There were two stories on this Crosby Sunday. One was Crenshaw, who had come into professional golf a little more than two years ago as the greatest thing since push-button windows and had won his very first tournament—and then had not won anything since. It was Crenshaw who went out on the demon Pebble in the last round trailing Nicklaus, the 54-hole leader, and a couple of other guys by as many as three strokes, and fired a superb three-under 69 for a total of 281 and a two-stroke victory over an unknown named Mike Morley.
It was Crenshaw who overcame a poor opening round of 75 with a blazing 67 on Cypress Point the second day and a splendid 70 on the hated Spyglass Hill the third day. Then, with his relentless closing round on Sunday, he just kept on doing the thing that seems to have restored his game: hitting the ball hard, trying not to guide it and striving to forget his catastrophe at Medinah in the 1975 U.S. Open.
When Crenshaw reached the 17th tee at Pebble Beach on Sunday with a two-stroke lead, he thought about the shot he had hit into the water at Medinah in the U.S. Open last summer when it looked as if that was to be his comeback.
"Yeah, they're both par 3s," he said. "I thought about that. I took a five-iron. I figured I couldn't hit a five-iron far enough to reach the ocean."
He did reach a bunker, and he had an ugly lie, but he dug it out beautifully and then made a tough four-foot putt to save his par.
"It sure feels good to win, especially on one of the greatest courses in the world," Crenshaw said afterward. "I guess I'm the only 24-year-old around who's had to make a comeback."
If Crenshaw's game has been improving steadily, Nicklaus' game disintegrated suddenly Sunday and in various silly ways. It got so absurd that finally even Jack started laughing. He was only one shot out of the lead when he stood up to an approach shot at the 400-yard 13th. What Nicklaus would do, of course, was make a birdie or two from there in and win as usual. Wrong. He hit some kind of wild iron off down a hill left of the green, tried to run it up the hill and saw it roll back down, rolled it up again, and then three-putted for a triple bogey. A few other things happened to him between there and the 18th but they don't compare to his grand finale.
ABC-TV spent the weekend going off the air when fascinating things were occurring in the Crosby, so the world did not get to see Jack's finishing birdie at Pebble on Saturday, the one that gave him the tournament lead, and it did not get to see all of his triple-bogey eight on the same hole Sunday.
Here is how you make an eight on the same hole where you can make a four. You try to reach the green in two, but hook the ball into the bay instead.

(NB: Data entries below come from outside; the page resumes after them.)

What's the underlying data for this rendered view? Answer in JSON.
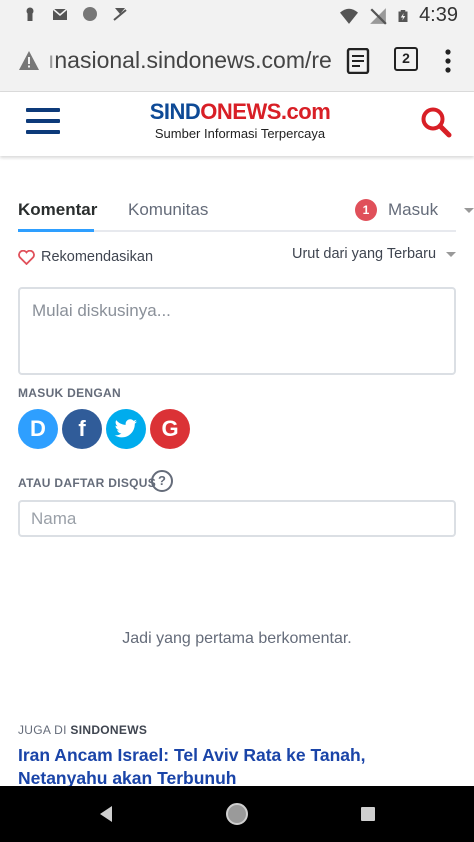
{
  "status_bar": {
    "time": "4:39"
  },
  "browser": {
    "url_faded": "ı",
    "url": "nasional.sindonews.com/re",
    "tab_count": "2"
  },
  "site": {
    "logo_part1": "SIND",
    "logo_part2": "NEWS.com",
    "logo_o": "O",
    "tagline": "Sumber Informasi Terpercaya"
  },
  "disqus": {
    "tab_comments": "Komentar",
    "tab_community": "Komunitas",
    "notification_count": "1",
    "login_label": "Masuk",
    "recommend_label": "Rekomendasikan",
    "sort_label": "Urut dari yang Terbaru",
    "comment_placeholder": "Mulai diskusinya...",
    "login_with_label": "MASUK DENGAN",
    "social": [
      {
        "name": "disqus",
        "glyph": "D"
      },
      {
        "name": "facebook",
        "glyph": "f"
      },
      {
        "name": "twitter",
        "glyph": "t"
      },
      {
        "name": "google",
        "glyph": "G"
      }
    ],
    "register_label": "ATAU DAFTAR DISQUS",
    "help_glyph": "?",
    "name_placeholder": "Nama",
    "empty_message": "Jadi yang pertama berkomentar."
  },
  "related": {
    "label_prefix": "JUGA DI ",
    "label_site": "SINDONEWS",
    "headline": "Iran Ancam Israel: Tel Aviv Rata ke Tanah, Netanyahu akan Terbunuh"
  },
  "colors": {
    "brand_blue": "#0e4a96",
    "brand_red": "#d81f26",
    "accent_blue": "#2e9fff",
    "badge_red": "#e0505a",
    "link_blue": "#1a44a8"
  }
}
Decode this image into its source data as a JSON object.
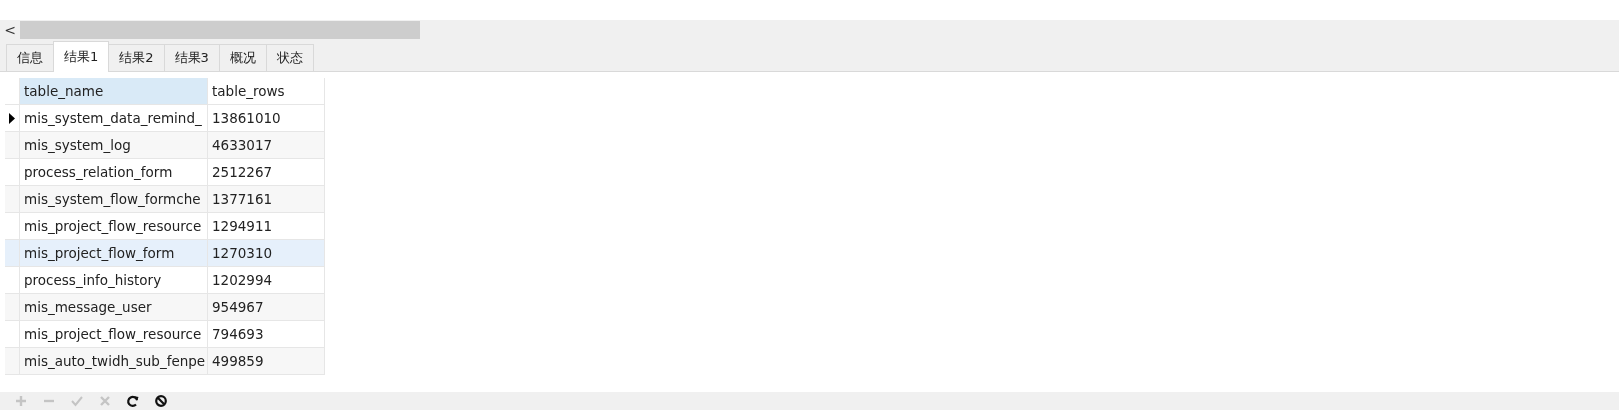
{
  "scrollbar": {
    "left_arrow": "<"
  },
  "tabs": [
    {
      "label": "信息",
      "selected": false
    },
    {
      "label": "结果1",
      "selected": true
    },
    {
      "label": "结果2",
      "selected": false
    },
    {
      "label": "结果3",
      "selected": false
    },
    {
      "label": "概况",
      "selected": false
    },
    {
      "label": "状态",
      "selected": false
    }
  ],
  "table": {
    "columns": [
      {
        "label": "table_name",
        "selected": true
      },
      {
        "label": "table_rows",
        "selected": false
      }
    ],
    "rows": [
      {
        "cells": [
          "mis_system_data_remind_",
          "13861010"
        ],
        "current": true,
        "hovered": false
      },
      {
        "cells": [
          "mis_system_log",
          "4633017"
        ],
        "current": false,
        "hovered": false
      },
      {
        "cells": [
          "process_relation_form",
          "2512267"
        ],
        "current": false,
        "hovered": false
      },
      {
        "cells": [
          "mis_system_flow_formche",
          "1377161"
        ],
        "current": false,
        "hovered": false
      },
      {
        "cells": [
          "mis_project_flow_resource",
          "1294911"
        ],
        "current": false,
        "hovered": false
      },
      {
        "cells": [
          "mis_project_flow_form",
          "1270310"
        ],
        "current": false,
        "hovered": true
      },
      {
        "cells": [
          "process_info_history",
          "1202994"
        ],
        "current": false,
        "hovered": false
      },
      {
        "cells": [
          "mis_message_user",
          "954967"
        ],
        "current": false,
        "hovered": false
      },
      {
        "cells": [
          "mis_project_flow_resource",
          "794693"
        ],
        "current": false,
        "hovered": false
      },
      {
        "cells": [
          "mis_auto_twidh_sub_fenpe",
          "499859"
        ],
        "current": false,
        "hovered": false
      }
    ]
  },
  "toolbar": [
    {
      "kind": "add",
      "disabled": true
    },
    {
      "kind": "remove",
      "disabled": true
    },
    {
      "kind": "apply",
      "disabled": true
    },
    {
      "kind": "cancel",
      "disabled": true
    },
    {
      "kind": "refresh",
      "disabled": false
    },
    {
      "kind": "stop",
      "disabled": false
    }
  ]
}
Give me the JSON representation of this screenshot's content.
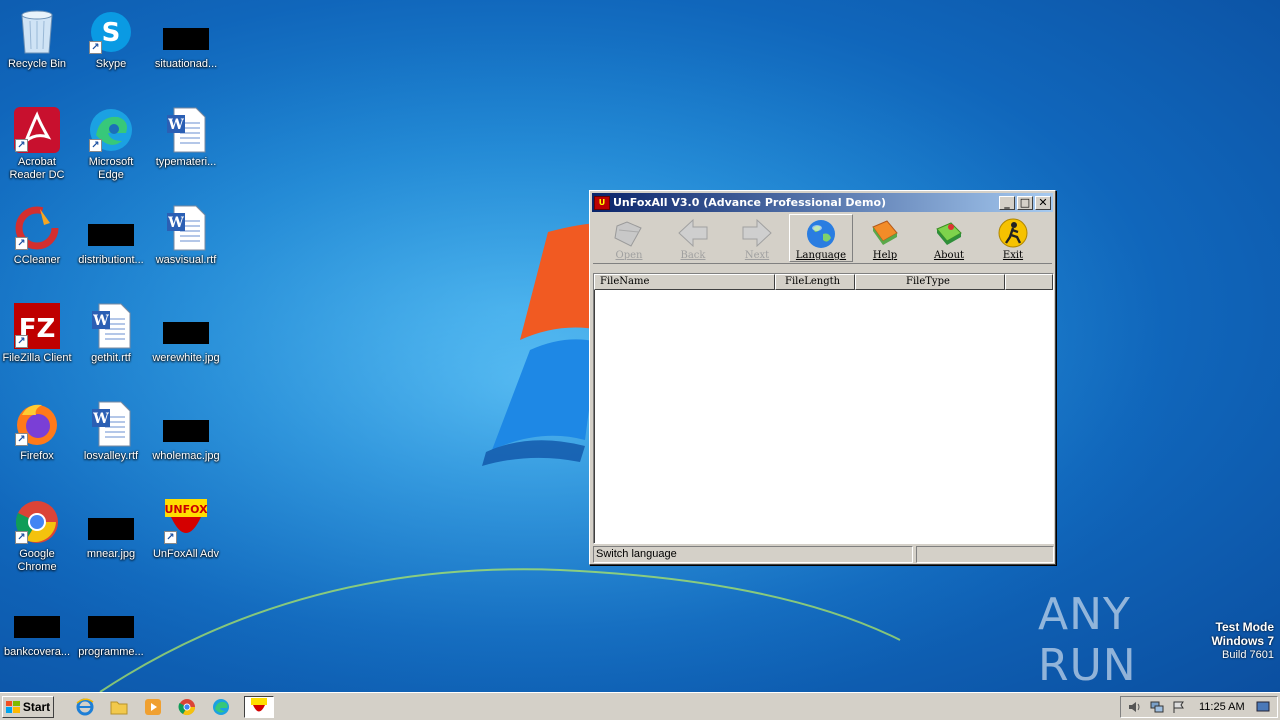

You drop a ball and, now shooting four, you hit it into a bunker up by the green. You hit a poor bunker shot and then you three-putt again, giggling over the last one from about one foot. There it is, from first place to 18th in a few hours.